(Excerpts from an interface dataset)
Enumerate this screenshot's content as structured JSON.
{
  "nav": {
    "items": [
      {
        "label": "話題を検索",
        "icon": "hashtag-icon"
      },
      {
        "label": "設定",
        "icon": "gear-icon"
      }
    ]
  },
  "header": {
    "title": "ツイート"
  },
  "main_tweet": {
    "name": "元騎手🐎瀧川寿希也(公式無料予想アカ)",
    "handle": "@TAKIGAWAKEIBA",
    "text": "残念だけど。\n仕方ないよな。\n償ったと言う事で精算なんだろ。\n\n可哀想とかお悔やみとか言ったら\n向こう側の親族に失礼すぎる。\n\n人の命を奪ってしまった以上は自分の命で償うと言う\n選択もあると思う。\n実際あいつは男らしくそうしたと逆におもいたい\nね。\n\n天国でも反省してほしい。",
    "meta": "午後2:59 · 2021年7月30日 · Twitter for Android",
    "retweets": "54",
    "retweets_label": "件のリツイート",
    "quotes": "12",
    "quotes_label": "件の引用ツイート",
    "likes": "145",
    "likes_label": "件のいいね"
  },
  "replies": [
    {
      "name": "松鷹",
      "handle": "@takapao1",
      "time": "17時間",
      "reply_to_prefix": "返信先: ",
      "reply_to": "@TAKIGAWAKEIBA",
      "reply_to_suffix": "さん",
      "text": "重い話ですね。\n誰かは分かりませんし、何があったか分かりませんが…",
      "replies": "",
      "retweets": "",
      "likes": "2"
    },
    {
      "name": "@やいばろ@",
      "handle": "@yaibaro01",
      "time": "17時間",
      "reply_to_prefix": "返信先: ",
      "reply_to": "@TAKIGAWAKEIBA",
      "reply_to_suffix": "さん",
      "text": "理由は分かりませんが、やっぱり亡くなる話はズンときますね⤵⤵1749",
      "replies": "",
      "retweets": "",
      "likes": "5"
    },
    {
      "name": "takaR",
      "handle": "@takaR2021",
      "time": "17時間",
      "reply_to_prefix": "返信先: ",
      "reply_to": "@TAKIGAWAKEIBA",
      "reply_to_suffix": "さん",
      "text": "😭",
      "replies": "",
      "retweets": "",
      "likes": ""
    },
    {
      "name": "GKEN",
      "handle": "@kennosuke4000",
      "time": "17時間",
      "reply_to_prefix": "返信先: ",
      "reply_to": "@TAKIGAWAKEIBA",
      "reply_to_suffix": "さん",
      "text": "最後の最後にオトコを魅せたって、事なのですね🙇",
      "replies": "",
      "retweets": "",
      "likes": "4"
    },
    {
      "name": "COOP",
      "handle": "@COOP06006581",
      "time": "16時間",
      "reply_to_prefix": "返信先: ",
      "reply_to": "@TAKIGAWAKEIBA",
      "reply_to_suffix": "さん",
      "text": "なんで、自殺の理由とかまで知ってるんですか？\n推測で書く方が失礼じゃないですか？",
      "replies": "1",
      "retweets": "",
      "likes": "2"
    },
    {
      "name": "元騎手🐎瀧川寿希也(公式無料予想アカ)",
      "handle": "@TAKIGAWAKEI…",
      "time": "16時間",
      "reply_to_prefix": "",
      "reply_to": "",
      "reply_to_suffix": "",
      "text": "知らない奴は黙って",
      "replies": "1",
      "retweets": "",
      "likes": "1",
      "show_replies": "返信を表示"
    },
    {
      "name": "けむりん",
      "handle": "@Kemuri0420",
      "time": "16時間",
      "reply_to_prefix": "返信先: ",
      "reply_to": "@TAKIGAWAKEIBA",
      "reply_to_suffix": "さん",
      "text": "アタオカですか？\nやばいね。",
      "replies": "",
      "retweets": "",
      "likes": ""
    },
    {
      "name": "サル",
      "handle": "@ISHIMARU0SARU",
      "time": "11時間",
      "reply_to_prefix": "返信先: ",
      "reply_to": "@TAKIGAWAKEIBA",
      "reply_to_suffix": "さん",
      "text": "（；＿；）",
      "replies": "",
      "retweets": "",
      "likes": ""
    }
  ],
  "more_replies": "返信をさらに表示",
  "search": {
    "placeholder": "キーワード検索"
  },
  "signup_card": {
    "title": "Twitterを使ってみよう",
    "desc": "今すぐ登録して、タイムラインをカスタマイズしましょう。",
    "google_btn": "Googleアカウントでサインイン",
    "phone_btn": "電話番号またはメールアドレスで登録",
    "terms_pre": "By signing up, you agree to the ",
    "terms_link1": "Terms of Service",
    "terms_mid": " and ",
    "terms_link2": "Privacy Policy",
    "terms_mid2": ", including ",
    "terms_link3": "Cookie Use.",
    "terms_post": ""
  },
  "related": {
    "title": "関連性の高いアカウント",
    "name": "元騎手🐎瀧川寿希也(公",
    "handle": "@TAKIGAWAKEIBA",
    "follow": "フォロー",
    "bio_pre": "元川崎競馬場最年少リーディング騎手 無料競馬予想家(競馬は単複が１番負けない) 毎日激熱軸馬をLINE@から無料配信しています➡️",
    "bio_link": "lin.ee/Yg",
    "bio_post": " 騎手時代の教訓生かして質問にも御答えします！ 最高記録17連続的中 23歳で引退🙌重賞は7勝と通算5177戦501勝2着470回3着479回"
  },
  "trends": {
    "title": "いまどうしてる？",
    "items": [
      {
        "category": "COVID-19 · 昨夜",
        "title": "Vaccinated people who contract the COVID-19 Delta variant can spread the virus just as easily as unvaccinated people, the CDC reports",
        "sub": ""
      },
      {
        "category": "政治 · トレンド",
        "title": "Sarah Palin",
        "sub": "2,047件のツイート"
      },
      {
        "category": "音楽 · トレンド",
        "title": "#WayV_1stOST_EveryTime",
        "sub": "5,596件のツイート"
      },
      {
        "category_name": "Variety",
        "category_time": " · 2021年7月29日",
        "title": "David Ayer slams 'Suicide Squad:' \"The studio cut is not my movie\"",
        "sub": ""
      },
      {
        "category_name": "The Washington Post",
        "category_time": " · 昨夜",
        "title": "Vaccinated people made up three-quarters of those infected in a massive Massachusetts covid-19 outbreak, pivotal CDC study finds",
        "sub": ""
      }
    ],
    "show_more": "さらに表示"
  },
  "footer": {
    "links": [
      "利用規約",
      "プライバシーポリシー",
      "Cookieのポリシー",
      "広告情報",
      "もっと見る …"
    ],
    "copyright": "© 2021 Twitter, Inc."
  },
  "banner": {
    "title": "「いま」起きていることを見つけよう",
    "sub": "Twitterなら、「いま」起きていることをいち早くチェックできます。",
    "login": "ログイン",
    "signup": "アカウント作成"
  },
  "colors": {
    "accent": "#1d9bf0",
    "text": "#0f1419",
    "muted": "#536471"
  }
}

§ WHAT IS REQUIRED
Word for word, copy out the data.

§ ANSWER BELOW
Enumerate this screenshot's content as structured JSON.
{
  "nav": {
    "items": [
      {
        "label": "話題を検索",
        "icon": "hashtag-icon"
      },
      {
        "label": "設定",
        "icon": "gear-icon"
      }
    ]
  },
  "header": {
    "title": "ツイート"
  },
  "main_tweet": {
    "name": "元騎手🐎瀧川寿希也(公式無料予想アカ)",
    "handle": "@TAKIGAWAKEIBA",
    "text": "残念だけど。\n仕方ないよな。\n償ったと言う事で精算なんだろ。\n\n可哀想とかお悔やみとか言ったら\n向こう側の親族に失礼すぎる。\n\n人の命を奪ってしまった以上は自分の命で償うと言う\n選択もあると思う。\n実際あいつは男らしくそうしたと逆におもいたい\nね。\n\n天国でも反省してほしい。",
    "meta": "午後2:59 · 2021年7月30日 · Twitter for Android",
    "retweets": "54",
    "retweets_label": "件のリツイート",
    "quotes": "12",
    "quotes_label": "件の引用ツイート",
    "likes": "145",
    "likes_label": "件のいいね"
  },
  "replies": [
    {
      "name": "松鷹",
      "handle": "@takapao1",
      "time": "17時間",
      "reply_to_prefix": "返信先: ",
      "reply_to": "@TAKIGAWAKEIBA",
      "reply_to_suffix": "さん",
      "text": "重い話ですね。\n誰かは分かりませんし、何があったか分かりませんが…",
      "replies": "",
      "retweets": "",
      "likes": "2"
    },
    {
      "name": "@やいばろ@",
      "handle": "@yaibaro01",
      "time": "17時間",
      "reply_to_prefix": "返信先: ",
      "reply_to": "@TAKIGAWAKEIBA",
      "reply_to_suffix": "さん",
      "text": "理由は分かりませんが、やっぱり亡くなる話はズンときますね⤵⤵1749",
      "replies": "",
      "retweets": "",
      "likes": "5"
    },
    {
      "name": "takaR",
      "handle": "@takaR2021",
      "time": "17時間",
      "reply_to_prefix": "返信先: ",
      "reply_to": "@TAKIGAWAKEIBA",
      "reply_to_suffix": "さん",
      "text": "😭",
      "replies": "",
      "retweets": "",
      "likes": ""
    },
    {
      "name": "GKEN",
      "handle": "@kennosuke4000",
      "time": "17時間",
      "reply_to_prefix": "返信先: ",
      "reply_to": "@TAKIGAWAKEIBA",
      "reply_to_suffix": "さん",
      "text": "最後の最後にオトコを魅せたって、事なのですね🙇",
      "replies": "",
      "retweets": "",
      "likes": "4"
    },
    {
      "name": "COOP",
      "handle": "@COOP06006581",
      "time": "16時間",
      "reply_to_prefix": "返信先: ",
      "reply_to": "@TAKIGAWAKEIBA",
      "reply_to_suffix": "さん",
      "text": "なんで、自殺の理由とかまで知ってるんですか？\n推測で書く方が失礼じゃないですか？",
      "replies": "1",
      "retweets": "",
      "likes": "2"
    },
    {
      "name": "元騎手🐎瀧川寿希也(公式無料予想アカ)",
      "handle": "@TAKIGAWAKEI…",
      "time": "16時間",
      "reply_to_prefix": "",
      "reply_to": "",
      "reply_to_suffix": "",
      "text": "知らない奴は黙って",
      "replies": "1",
      "retweets": "",
      "likes": "1",
      "show_replies": "返信を表示"
    },
    {
      "name": "けむりん",
      "handle": "@Kemuri0420",
      "time": "16時間",
      "reply_to_prefix": "返信先: ",
      "reply_to": "@TAKIGAWAKEIBA",
      "reply_to_suffix": "さん",
      "text": "アタオカですか？\nやばいね。",
      "replies": "",
      "retweets": "",
      "likes": ""
    },
    {
      "name": "サル",
      "handle": "@ISHIMARU0SARU",
      "time": "11時間",
      "reply_to_prefix": "返信先: ",
      "reply_to": "@TAKIGAWAKEIBA",
      "reply_to_suffix": "さん",
      "text": "（；＿；）",
      "replies": "",
      "retweets": "",
      "likes": ""
    }
  ],
  "more_replies": "返信をさらに表示",
  "search": {
    "placeholder": "キーワード検索"
  },
  "signup_card": {
    "title": "Twitterを使ってみよう",
    "desc": "今すぐ登録して、タイムラインをカスタマイズしましょう。",
    "google_btn": "Googleアカウントでサインイン",
    "phone_btn": "電話番号またはメールアドレスで登録",
    "terms_pre": "By signing up, you agree to the ",
    "terms_link1": "Terms of Service",
    "terms_mid": " and ",
    "terms_link2": "Privacy Policy",
    "terms_mid2": ", including ",
    "terms_link3": "Cookie Use.",
    "terms_post": ""
  },
  "related": {
    "title": "関連性の高いアカウント",
    "name": "元騎手🐎瀧川寿希也(公",
    "handle": "@TAKIGAWAKEIBA",
    "follow": "フォロー",
    "bio_pre": "元川崎競馬場最年少リーディング騎手 無料競馬予想家(競馬は単複が１番負けない) 毎日激熱軸馬をLINE@から無料配信しています➡️",
    "bio_link": "lin.ee/Yg",
    "bio_post": " 騎手時代の教訓生かして質問にも御答えします！ 最高記録17連続的中 23歳で引退🙌重賞は7勝と通算5177戦501勝2着470回3着479回"
  },
  "trends": {
    "title": "いまどうしてる？",
    "items": [
      {
        "category": "COVID-19 · 昨夜",
        "title": "Vaccinated people who contract the COVID-19 Delta variant can spread the virus just as easily as unvaccinated people, the CDC reports",
        "sub": ""
      },
      {
        "category": "政治 · トレンド",
        "title": "Sarah Palin",
        "sub": "2,047件のツイート"
      },
      {
        "category": "音楽 · トレンド",
        "title": "#WayV_1stOST_EveryTime",
        "sub": "5,596件のツイート"
      },
      {
        "category_name": "Variety",
        "category_time": " · 2021年7月29日",
        "title": "David Ayer slams 'Suicide Squad:' \"The studio cut is not my movie\"",
        "sub": ""
      },
      {
        "category_name": "The Washington Post",
        "category_time": " · 昨夜",
        "title": "Vaccinated people made up three-quarters of those infected in a massive Massachusetts covid-19 outbreak, pivotal CDC study finds",
        "sub": ""
      }
    ],
    "show_more": "さらに表示"
  },
  "footer": {
    "links": [
      "利用規約",
      "プライバシーポリシー",
      "Cookieのポリシー",
      "広告情報",
      "もっと見る …"
    ],
    "copyright": "© 2021 Twitter, Inc."
  },
  "banner": {
    "title": "「いま」起きていることを見つけよう",
    "sub": "Twitterなら、「いま」起きていることをいち早くチェックできます。",
    "login": "ログイン",
    "signup": "アカウント作成"
  },
  "colors": {
    "accent": "#1d9bf0",
    "text": "#0f1419",
    "muted": "#536471"
  }
}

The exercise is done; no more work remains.